### PROBLEM REQUIREMENTS
Of the lines in the data below, count the ones holding the string "fixed", and answer with that number only.
──────── SOURCE RECORDS
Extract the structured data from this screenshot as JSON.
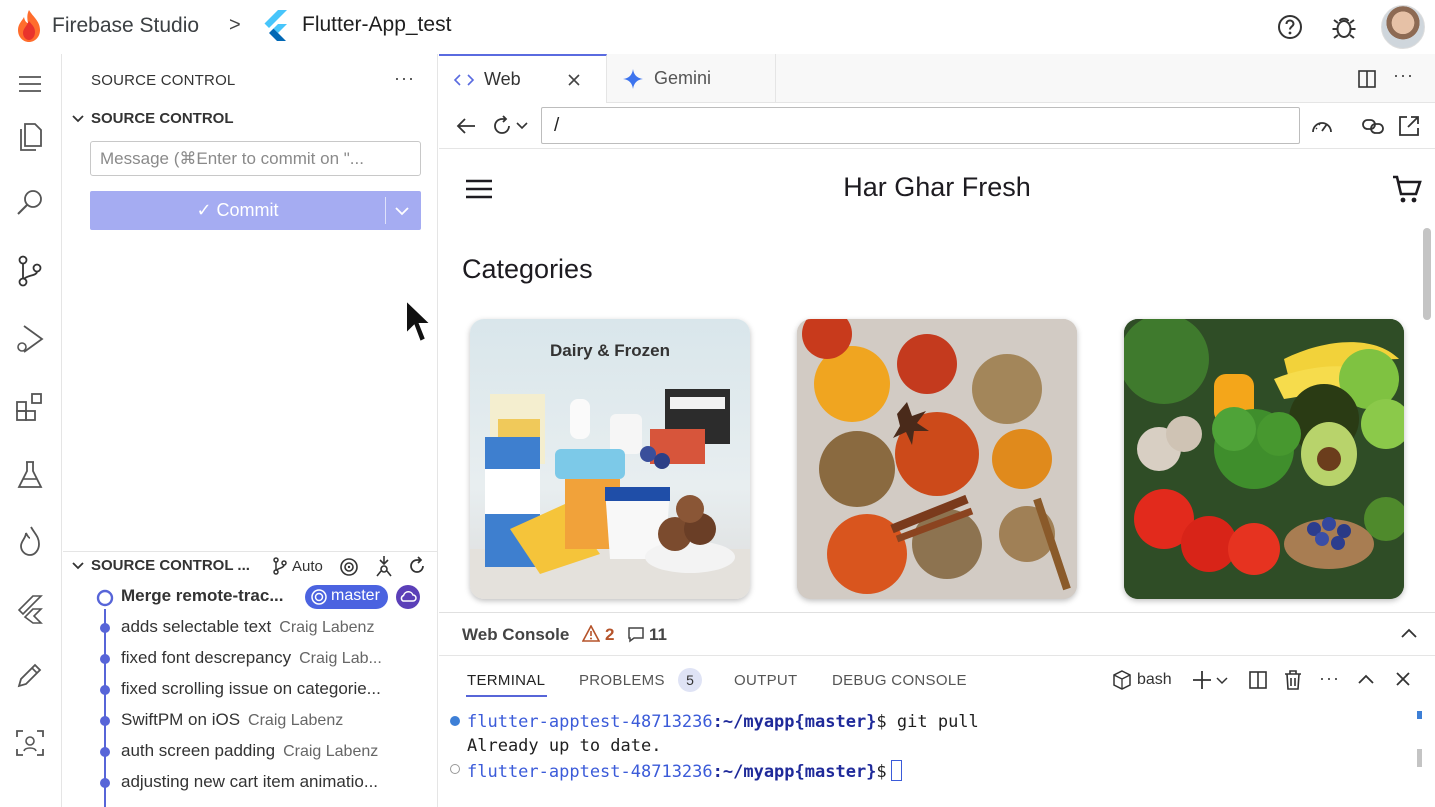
{
  "topbar": {
    "brand": "Firebase Studio",
    "separator": ">",
    "project": "Flutter-App_test"
  },
  "scm": {
    "panel_title": "SOURCE CONTROL",
    "more": "···",
    "section_title": "SOURCE CONTROL",
    "message_placeholder": "Message (⌘Enter to commit on \"...",
    "commit_label": "✓ Commit",
    "graph_title": "SOURCE CONTROL ...",
    "graph_auto": "Auto",
    "commits": [
      {
        "message": "Merge remote-trac...",
        "author": "",
        "branch": "master"
      },
      {
        "message": "adds selectable text",
        "author": "Craig Labenz"
      },
      {
        "message": "fixed font descrepancy",
        "author": "Craig Lab..."
      },
      {
        "message": "fixed scrolling issue on categorie...",
        "author": ""
      },
      {
        "message": "SwiftPM on iOS",
        "author": "Craig Labenz"
      },
      {
        "message": "auth screen padding",
        "author": "Craig Labenz"
      },
      {
        "message": "adjusting new cart item animatio...",
        "author": ""
      }
    ]
  },
  "tabs": [
    {
      "label": "Web",
      "icon": "code-icon"
    },
    {
      "label": "Gemini",
      "icon": "gemini-icon"
    }
  ],
  "urlbar": {
    "url": "/"
  },
  "app": {
    "title": "Har Ghar Fresh",
    "categories_title": "Categories",
    "cards": [
      {
        "title": "Dairy & Frozen"
      },
      {
        "title": ""
      },
      {
        "title": ""
      }
    ]
  },
  "webconsole": {
    "title": "Web Console",
    "warnings": "2",
    "messages": "11"
  },
  "terminal": {
    "tabs": [
      "TERMINAL",
      "PROBLEMS",
      "OUTPUT",
      "DEBUG CONSOLE"
    ],
    "problems_count": "5",
    "shell": "bash",
    "lines": [
      {
        "user": "flutter-apptest-48713236",
        "path": ":~/myapp",
        "branch": "{master}",
        "cmd": "$ git pull"
      },
      {
        "output": "Already up to date."
      },
      {
        "user": "flutter-apptest-48713236",
        "path": ":~/myapp",
        "branch": "{master}",
        "cmd": "$"
      }
    ]
  },
  "colors": {
    "accent": "#5765d8",
    "commit_button": "#a5acf2",
    "master_badge": "#4b63e0",
    "warning": "#b5532a"
  }
}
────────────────
### WRITTEN SOLUTION
2